[Opening SUPPLIED RECORDS section]

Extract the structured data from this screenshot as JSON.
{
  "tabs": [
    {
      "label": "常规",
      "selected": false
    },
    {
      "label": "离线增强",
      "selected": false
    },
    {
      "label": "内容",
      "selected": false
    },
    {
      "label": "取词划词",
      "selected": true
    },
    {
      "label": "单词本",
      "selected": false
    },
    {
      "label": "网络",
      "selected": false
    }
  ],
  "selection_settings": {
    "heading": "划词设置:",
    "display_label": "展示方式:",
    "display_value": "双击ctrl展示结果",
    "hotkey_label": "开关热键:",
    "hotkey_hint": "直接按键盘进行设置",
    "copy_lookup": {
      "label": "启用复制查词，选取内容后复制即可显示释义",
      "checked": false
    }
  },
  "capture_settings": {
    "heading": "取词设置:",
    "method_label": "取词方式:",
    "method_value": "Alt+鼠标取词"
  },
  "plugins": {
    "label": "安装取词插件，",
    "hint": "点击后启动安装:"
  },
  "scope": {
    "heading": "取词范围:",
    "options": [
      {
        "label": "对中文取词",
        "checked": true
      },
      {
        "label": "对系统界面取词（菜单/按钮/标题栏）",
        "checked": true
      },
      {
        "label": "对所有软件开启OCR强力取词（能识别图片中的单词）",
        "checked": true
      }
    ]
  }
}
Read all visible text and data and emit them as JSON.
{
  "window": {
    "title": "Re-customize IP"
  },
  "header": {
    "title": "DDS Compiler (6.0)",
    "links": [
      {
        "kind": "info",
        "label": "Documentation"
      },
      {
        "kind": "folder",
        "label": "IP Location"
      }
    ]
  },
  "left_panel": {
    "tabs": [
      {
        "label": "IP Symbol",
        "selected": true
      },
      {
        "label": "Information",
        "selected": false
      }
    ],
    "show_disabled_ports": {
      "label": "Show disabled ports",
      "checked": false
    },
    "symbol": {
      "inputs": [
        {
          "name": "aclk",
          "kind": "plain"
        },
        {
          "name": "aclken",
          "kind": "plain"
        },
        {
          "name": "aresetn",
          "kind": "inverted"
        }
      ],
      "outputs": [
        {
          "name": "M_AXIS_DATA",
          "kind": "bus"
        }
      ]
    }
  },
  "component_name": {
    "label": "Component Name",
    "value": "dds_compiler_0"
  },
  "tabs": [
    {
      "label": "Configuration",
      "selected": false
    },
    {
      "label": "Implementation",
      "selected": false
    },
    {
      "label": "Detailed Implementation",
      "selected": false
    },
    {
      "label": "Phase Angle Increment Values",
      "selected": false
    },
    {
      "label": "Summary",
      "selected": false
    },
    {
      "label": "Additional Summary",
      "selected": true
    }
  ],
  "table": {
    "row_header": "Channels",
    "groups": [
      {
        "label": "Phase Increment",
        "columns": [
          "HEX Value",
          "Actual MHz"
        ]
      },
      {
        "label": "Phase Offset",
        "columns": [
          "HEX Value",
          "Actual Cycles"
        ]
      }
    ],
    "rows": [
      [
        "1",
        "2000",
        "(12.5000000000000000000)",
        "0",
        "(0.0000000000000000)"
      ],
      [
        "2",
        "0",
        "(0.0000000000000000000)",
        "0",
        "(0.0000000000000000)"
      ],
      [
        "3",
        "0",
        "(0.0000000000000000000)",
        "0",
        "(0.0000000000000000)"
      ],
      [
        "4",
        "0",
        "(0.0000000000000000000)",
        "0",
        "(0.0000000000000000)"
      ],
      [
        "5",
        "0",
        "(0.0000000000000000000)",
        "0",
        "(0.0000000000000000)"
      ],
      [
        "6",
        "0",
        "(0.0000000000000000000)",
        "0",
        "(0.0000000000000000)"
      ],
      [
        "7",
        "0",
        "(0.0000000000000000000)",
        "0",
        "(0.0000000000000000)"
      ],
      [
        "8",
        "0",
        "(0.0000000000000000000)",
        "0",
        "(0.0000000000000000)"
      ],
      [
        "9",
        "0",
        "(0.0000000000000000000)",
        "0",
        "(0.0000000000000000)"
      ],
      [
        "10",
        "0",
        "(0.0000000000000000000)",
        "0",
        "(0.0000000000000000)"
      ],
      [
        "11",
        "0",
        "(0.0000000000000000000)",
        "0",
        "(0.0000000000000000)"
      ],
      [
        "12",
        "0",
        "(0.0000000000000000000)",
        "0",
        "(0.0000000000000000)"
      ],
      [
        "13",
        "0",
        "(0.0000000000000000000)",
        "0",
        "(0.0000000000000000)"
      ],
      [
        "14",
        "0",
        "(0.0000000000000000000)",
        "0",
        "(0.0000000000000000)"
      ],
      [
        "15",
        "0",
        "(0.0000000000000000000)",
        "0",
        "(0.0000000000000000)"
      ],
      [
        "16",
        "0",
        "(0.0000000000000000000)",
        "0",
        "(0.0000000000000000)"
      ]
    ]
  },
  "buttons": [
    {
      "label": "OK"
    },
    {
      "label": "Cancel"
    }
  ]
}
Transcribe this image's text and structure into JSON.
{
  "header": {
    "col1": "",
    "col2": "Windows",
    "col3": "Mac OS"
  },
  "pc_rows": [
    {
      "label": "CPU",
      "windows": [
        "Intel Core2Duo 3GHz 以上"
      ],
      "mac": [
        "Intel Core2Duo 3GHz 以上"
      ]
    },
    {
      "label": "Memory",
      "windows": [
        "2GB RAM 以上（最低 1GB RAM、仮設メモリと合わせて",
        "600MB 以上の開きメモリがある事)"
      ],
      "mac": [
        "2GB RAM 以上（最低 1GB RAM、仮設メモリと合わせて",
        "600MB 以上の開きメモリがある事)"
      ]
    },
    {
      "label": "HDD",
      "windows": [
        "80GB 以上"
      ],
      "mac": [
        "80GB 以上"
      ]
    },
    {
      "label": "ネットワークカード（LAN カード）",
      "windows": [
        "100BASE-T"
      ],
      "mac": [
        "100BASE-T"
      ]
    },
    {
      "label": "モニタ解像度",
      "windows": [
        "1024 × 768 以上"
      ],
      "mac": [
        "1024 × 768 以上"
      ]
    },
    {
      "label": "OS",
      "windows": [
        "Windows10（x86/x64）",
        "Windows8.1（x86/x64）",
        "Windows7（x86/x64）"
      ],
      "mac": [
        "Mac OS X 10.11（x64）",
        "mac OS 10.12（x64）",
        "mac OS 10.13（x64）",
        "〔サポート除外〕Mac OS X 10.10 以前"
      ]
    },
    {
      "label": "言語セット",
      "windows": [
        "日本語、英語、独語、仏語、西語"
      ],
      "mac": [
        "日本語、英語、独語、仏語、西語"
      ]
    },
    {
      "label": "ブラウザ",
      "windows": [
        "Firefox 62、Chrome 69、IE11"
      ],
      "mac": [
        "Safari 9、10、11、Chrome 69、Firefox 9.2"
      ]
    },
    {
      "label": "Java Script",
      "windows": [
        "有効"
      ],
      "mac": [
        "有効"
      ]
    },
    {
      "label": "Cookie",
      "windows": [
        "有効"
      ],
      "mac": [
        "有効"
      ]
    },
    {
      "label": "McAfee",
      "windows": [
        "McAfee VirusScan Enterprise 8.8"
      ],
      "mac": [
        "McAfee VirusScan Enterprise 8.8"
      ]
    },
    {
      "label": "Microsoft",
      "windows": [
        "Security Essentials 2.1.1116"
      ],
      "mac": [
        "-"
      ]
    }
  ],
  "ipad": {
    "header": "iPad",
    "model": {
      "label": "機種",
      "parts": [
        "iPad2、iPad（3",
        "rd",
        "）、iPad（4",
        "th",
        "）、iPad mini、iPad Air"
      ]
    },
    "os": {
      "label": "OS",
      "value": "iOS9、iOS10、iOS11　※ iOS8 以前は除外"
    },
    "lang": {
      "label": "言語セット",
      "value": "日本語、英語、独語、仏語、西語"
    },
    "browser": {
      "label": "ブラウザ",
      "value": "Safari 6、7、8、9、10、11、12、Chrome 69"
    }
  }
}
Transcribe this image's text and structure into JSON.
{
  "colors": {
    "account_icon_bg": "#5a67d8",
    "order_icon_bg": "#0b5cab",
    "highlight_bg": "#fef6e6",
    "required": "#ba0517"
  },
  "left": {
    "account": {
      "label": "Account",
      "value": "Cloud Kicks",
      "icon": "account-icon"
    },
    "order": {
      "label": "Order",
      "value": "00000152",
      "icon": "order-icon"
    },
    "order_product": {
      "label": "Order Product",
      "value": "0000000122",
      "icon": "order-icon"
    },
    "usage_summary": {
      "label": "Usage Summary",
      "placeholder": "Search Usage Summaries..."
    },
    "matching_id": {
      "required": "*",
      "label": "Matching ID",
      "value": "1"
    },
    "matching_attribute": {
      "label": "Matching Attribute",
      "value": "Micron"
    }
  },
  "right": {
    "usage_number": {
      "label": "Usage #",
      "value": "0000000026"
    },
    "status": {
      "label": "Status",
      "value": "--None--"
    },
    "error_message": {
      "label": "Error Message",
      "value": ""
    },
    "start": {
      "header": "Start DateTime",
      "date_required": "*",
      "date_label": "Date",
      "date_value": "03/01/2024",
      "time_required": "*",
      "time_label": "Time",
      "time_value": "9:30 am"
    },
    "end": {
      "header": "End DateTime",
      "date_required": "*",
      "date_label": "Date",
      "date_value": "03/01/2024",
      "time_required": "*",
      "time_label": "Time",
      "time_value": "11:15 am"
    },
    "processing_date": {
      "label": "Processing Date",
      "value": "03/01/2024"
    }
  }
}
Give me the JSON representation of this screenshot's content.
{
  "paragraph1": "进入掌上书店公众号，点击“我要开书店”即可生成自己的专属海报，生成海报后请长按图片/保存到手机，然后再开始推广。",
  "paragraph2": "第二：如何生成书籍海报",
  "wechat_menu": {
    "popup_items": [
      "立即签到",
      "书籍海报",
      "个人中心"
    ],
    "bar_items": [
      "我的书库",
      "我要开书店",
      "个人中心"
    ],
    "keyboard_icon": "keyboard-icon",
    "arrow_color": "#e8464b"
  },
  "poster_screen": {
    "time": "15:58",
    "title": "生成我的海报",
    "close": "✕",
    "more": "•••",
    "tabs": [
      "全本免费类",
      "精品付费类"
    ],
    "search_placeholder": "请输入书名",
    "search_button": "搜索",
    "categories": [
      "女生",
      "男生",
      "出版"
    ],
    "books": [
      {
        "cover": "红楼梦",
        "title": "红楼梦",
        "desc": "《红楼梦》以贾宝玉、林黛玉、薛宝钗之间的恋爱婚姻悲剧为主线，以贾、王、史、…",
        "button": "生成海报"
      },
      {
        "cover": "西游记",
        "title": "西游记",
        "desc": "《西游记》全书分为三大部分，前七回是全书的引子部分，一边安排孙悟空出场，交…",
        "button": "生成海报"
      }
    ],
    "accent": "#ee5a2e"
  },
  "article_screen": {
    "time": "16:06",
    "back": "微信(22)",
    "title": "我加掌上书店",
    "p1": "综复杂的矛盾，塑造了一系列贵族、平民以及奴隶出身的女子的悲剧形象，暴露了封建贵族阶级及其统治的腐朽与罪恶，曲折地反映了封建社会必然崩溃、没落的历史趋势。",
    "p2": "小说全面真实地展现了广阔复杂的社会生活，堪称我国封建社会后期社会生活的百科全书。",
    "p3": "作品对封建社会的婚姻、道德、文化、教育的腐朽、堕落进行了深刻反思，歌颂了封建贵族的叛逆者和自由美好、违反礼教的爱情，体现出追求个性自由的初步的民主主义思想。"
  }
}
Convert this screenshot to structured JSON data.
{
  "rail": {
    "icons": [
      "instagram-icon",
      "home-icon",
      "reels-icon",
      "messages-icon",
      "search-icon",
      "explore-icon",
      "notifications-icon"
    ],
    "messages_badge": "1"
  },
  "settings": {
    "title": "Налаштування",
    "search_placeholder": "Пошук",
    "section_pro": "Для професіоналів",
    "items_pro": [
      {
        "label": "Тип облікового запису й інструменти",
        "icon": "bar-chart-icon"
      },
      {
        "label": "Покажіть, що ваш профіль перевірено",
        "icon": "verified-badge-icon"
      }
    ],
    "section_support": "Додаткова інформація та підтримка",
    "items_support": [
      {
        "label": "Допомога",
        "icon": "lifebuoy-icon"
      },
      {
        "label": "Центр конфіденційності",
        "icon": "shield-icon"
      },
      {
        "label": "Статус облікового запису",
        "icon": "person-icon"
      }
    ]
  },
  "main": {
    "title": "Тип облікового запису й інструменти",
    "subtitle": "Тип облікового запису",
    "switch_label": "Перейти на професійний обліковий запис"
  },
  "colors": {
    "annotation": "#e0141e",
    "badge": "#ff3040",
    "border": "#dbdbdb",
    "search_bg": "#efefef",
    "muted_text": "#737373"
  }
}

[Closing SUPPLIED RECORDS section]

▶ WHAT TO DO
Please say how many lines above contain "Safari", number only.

▶ PROBLEM SOLUTION
2